Part of the capacity of a species to respond to environmental change depends on its evolutionary potential, which is rooted in the amount and structure of adaptive genetic variation. We previously showed that two coexisting and closely related fishes – three-spined and nine-spined stickleback – differ markedly in the strength and nature of local adaptation between brackish water and freshwater populations. This indicates that both species cope with landscape-level ecological heterogeneity in fundamentally different ways.

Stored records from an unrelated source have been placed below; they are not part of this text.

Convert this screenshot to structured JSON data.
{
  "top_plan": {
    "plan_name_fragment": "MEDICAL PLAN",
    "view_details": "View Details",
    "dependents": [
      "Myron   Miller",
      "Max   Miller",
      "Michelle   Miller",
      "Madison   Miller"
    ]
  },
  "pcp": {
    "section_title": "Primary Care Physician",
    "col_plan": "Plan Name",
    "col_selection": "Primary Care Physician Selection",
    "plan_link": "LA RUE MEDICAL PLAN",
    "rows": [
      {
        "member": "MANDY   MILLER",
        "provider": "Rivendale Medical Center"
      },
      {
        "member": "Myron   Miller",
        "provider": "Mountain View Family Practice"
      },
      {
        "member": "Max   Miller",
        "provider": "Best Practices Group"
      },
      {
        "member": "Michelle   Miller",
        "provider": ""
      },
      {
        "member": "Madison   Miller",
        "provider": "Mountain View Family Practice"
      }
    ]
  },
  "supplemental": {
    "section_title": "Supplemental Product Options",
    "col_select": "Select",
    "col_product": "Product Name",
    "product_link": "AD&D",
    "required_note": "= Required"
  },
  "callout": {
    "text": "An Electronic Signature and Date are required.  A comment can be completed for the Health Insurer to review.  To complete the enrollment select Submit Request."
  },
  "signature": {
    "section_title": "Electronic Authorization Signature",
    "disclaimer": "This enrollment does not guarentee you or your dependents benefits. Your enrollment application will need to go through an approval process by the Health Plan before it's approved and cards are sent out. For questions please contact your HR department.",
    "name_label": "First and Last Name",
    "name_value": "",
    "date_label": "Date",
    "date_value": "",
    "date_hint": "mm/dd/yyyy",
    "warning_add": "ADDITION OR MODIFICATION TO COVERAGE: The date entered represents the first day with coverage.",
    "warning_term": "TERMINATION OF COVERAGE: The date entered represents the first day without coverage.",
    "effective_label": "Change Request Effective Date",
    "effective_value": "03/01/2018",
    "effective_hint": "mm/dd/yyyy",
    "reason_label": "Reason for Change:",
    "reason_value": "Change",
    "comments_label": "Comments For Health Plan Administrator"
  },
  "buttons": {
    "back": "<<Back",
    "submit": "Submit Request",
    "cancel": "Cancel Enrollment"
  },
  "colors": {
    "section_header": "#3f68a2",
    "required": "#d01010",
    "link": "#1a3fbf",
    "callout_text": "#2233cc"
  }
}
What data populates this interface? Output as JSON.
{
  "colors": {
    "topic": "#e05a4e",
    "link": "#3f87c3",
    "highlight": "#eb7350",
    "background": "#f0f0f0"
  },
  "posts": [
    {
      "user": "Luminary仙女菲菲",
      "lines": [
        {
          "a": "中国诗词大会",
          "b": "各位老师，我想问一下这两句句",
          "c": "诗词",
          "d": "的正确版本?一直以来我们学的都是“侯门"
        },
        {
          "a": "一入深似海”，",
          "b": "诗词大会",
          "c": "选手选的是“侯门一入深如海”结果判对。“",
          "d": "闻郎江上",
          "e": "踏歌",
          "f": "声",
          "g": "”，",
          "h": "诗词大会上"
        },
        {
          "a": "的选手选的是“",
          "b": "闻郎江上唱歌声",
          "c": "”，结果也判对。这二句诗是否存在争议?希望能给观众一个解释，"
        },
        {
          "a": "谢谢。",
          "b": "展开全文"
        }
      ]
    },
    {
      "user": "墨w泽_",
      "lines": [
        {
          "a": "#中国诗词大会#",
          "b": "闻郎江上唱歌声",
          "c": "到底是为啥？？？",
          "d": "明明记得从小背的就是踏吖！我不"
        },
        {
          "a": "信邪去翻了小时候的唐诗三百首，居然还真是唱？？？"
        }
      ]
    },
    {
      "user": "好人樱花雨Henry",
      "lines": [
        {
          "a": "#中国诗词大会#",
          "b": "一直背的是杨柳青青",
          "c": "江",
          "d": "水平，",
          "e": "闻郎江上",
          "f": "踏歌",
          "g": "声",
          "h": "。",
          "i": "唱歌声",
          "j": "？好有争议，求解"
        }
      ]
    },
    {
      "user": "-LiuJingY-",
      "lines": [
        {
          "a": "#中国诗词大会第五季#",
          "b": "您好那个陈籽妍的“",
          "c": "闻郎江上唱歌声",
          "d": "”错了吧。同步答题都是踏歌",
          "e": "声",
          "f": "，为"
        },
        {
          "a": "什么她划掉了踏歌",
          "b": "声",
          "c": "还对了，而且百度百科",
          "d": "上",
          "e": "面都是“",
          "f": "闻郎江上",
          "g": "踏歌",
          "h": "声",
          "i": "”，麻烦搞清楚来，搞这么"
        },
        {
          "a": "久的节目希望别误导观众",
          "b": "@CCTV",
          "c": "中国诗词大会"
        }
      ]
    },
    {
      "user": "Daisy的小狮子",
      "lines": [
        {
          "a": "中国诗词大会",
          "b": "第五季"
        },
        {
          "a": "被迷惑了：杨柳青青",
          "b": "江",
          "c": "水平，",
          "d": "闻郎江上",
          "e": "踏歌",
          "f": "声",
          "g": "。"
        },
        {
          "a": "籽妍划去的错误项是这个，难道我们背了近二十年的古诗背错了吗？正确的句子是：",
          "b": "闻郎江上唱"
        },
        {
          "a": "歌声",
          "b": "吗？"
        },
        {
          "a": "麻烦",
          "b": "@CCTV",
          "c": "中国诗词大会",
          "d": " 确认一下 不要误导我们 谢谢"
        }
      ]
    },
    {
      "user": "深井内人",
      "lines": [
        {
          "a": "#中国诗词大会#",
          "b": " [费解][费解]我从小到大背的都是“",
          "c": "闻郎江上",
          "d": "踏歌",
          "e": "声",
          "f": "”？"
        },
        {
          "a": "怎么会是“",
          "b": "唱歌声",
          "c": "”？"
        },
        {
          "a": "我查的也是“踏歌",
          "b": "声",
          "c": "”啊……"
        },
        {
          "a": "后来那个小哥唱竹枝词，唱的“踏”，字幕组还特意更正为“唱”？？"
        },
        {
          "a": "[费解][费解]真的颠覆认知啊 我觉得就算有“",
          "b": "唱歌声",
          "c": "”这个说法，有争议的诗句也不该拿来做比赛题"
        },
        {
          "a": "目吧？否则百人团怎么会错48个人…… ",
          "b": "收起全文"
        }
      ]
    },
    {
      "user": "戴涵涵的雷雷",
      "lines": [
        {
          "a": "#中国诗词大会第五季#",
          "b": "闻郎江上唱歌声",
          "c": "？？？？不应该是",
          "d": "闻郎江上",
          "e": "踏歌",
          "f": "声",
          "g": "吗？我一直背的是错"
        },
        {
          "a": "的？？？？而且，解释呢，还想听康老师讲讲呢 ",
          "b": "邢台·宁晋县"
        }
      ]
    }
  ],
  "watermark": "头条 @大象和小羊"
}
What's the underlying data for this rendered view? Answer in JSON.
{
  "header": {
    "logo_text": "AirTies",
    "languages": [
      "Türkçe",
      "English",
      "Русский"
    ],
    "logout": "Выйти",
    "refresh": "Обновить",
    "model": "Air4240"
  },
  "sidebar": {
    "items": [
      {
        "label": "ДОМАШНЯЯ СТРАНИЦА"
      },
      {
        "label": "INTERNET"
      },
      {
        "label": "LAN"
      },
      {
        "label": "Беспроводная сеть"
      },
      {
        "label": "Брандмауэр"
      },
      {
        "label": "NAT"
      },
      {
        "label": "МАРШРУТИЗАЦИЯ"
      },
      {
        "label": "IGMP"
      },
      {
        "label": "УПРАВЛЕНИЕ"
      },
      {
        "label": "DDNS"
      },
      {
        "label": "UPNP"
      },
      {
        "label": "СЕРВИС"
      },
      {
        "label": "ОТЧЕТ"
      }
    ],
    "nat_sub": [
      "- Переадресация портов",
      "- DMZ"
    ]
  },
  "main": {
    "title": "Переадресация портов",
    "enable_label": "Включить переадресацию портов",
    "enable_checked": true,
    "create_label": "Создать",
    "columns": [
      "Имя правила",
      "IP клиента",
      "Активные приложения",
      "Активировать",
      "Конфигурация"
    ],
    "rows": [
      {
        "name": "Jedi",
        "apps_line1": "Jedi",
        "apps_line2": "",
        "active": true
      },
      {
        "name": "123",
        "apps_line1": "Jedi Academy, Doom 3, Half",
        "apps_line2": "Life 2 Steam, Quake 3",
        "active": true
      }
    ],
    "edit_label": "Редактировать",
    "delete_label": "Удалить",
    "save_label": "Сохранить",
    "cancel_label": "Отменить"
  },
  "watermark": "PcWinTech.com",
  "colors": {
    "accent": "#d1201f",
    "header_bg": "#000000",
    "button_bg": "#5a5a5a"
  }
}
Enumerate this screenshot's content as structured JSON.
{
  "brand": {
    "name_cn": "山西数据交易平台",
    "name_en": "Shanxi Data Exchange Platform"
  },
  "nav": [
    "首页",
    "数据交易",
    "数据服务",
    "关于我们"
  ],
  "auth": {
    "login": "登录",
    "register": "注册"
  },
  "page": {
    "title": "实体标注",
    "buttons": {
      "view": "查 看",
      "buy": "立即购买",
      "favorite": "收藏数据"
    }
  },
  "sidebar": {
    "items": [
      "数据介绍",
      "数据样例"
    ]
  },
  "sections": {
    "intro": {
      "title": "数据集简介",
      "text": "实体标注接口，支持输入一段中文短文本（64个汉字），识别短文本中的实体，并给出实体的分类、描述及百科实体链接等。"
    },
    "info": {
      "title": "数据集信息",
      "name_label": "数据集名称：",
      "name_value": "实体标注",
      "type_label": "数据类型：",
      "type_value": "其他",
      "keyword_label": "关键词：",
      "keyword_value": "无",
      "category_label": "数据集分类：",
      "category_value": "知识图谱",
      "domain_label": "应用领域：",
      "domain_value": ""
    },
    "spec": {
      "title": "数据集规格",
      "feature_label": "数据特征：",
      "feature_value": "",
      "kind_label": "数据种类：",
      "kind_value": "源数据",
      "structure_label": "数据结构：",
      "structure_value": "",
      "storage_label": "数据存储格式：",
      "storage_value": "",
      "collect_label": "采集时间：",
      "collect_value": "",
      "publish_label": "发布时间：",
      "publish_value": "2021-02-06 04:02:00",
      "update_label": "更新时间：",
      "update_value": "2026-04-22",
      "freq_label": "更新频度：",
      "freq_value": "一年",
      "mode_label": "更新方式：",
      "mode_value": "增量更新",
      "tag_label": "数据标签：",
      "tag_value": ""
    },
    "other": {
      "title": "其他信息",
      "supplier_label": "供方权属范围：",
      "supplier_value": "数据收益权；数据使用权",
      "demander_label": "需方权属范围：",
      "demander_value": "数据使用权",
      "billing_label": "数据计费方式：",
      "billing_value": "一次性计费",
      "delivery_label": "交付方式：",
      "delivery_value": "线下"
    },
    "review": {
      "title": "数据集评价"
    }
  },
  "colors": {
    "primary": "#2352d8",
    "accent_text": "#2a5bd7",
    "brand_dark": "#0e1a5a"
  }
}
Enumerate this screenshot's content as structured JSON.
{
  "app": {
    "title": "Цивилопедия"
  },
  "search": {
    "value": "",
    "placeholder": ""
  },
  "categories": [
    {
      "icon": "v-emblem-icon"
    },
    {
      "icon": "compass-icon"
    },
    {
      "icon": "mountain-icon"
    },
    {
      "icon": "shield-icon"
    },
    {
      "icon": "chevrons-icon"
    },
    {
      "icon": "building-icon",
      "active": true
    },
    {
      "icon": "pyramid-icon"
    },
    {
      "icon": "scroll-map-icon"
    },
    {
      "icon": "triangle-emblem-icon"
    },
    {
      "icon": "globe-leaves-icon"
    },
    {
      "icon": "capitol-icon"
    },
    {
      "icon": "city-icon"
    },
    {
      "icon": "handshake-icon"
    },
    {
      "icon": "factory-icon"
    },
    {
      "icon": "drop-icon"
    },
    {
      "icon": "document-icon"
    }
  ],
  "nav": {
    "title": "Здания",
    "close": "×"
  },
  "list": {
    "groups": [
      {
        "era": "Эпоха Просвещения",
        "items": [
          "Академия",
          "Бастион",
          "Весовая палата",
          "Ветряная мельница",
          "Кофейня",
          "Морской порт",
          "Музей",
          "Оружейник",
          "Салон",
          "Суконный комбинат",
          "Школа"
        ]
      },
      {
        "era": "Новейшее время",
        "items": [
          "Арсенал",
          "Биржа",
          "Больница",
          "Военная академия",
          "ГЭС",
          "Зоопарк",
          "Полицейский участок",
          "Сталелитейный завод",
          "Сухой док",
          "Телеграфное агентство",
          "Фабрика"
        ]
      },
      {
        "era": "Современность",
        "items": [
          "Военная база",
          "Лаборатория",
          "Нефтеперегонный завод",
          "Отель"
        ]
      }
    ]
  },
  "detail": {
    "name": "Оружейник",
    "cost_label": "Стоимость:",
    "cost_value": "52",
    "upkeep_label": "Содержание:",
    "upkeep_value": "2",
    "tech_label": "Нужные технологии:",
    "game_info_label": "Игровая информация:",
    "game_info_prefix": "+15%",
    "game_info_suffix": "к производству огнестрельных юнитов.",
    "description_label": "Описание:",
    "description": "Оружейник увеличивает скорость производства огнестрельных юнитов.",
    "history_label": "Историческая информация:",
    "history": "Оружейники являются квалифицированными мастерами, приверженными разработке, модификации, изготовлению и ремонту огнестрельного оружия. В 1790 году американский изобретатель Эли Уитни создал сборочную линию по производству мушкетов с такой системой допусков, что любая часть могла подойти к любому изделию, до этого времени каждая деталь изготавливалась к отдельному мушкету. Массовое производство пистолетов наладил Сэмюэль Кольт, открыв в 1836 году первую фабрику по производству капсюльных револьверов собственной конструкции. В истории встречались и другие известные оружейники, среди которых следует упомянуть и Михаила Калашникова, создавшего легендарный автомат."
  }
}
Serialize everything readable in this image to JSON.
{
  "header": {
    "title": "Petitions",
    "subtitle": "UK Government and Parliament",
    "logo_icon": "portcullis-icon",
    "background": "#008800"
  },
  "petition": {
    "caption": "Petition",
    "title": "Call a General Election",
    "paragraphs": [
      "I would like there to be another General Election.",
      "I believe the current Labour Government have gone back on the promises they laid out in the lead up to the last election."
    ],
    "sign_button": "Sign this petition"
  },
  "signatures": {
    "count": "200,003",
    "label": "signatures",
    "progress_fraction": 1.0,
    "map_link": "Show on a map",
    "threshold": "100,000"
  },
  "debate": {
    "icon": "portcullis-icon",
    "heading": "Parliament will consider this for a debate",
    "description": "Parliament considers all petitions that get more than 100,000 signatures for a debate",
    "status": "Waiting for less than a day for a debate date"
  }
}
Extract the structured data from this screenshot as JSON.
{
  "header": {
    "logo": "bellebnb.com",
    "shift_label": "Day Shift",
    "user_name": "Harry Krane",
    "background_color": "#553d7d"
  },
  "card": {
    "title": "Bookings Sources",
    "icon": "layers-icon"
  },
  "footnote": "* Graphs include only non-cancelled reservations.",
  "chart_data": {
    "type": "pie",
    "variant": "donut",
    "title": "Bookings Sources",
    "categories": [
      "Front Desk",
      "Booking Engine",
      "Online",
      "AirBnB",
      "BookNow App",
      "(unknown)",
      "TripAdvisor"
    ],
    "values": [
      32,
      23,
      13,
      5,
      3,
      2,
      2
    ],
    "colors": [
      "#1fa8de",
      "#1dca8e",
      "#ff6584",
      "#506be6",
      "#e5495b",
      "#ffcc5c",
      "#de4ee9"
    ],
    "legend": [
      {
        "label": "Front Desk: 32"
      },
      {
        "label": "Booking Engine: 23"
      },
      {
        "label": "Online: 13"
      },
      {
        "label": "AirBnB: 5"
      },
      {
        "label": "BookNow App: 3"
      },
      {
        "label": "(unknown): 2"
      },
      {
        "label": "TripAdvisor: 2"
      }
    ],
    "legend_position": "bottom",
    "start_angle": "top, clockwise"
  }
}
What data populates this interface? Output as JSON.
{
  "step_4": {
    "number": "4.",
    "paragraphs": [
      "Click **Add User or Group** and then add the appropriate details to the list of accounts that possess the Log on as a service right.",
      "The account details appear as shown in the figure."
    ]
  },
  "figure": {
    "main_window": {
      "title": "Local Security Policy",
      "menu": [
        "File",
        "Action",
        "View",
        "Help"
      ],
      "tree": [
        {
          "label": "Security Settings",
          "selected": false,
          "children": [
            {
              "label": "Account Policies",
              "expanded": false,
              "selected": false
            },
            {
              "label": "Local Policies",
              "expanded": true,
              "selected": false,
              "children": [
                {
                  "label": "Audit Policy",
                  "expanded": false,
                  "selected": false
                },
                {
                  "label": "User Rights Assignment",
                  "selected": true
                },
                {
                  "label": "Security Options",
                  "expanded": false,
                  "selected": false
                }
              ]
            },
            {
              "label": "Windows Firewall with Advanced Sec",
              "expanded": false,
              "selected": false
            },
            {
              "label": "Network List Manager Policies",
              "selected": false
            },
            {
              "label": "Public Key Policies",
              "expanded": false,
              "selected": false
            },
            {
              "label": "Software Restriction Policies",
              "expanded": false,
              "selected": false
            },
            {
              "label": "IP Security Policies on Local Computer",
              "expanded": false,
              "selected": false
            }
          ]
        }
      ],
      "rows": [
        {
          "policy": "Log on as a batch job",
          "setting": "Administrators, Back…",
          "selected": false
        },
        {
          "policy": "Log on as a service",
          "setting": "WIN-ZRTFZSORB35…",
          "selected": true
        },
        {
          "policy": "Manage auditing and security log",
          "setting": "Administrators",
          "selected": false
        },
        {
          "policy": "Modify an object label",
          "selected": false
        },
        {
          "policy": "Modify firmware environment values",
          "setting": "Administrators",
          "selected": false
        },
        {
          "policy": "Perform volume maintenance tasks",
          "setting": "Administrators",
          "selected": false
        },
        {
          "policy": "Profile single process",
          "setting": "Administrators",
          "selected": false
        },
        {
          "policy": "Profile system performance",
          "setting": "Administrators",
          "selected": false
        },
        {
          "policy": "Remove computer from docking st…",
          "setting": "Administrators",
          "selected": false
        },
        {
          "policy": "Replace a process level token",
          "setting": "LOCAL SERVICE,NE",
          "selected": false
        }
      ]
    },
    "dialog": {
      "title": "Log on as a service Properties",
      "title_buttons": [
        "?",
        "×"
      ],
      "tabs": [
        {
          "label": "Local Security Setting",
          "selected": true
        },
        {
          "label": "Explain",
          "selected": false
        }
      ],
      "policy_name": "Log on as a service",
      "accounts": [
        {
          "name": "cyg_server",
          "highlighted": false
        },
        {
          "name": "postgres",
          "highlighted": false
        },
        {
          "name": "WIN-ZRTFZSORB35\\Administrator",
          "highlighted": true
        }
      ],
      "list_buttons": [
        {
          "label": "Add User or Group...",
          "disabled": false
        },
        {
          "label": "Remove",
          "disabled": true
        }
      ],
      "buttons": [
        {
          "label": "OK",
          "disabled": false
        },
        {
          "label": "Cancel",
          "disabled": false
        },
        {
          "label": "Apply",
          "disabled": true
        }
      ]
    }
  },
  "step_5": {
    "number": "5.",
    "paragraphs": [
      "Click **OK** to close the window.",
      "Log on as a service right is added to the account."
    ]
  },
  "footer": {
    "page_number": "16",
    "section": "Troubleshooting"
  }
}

We aim to improve our overall understanding of how adaptation is achieved in both species at the genetic, regulatory and epigenetic level.
Doko Miles Jackson Thorburn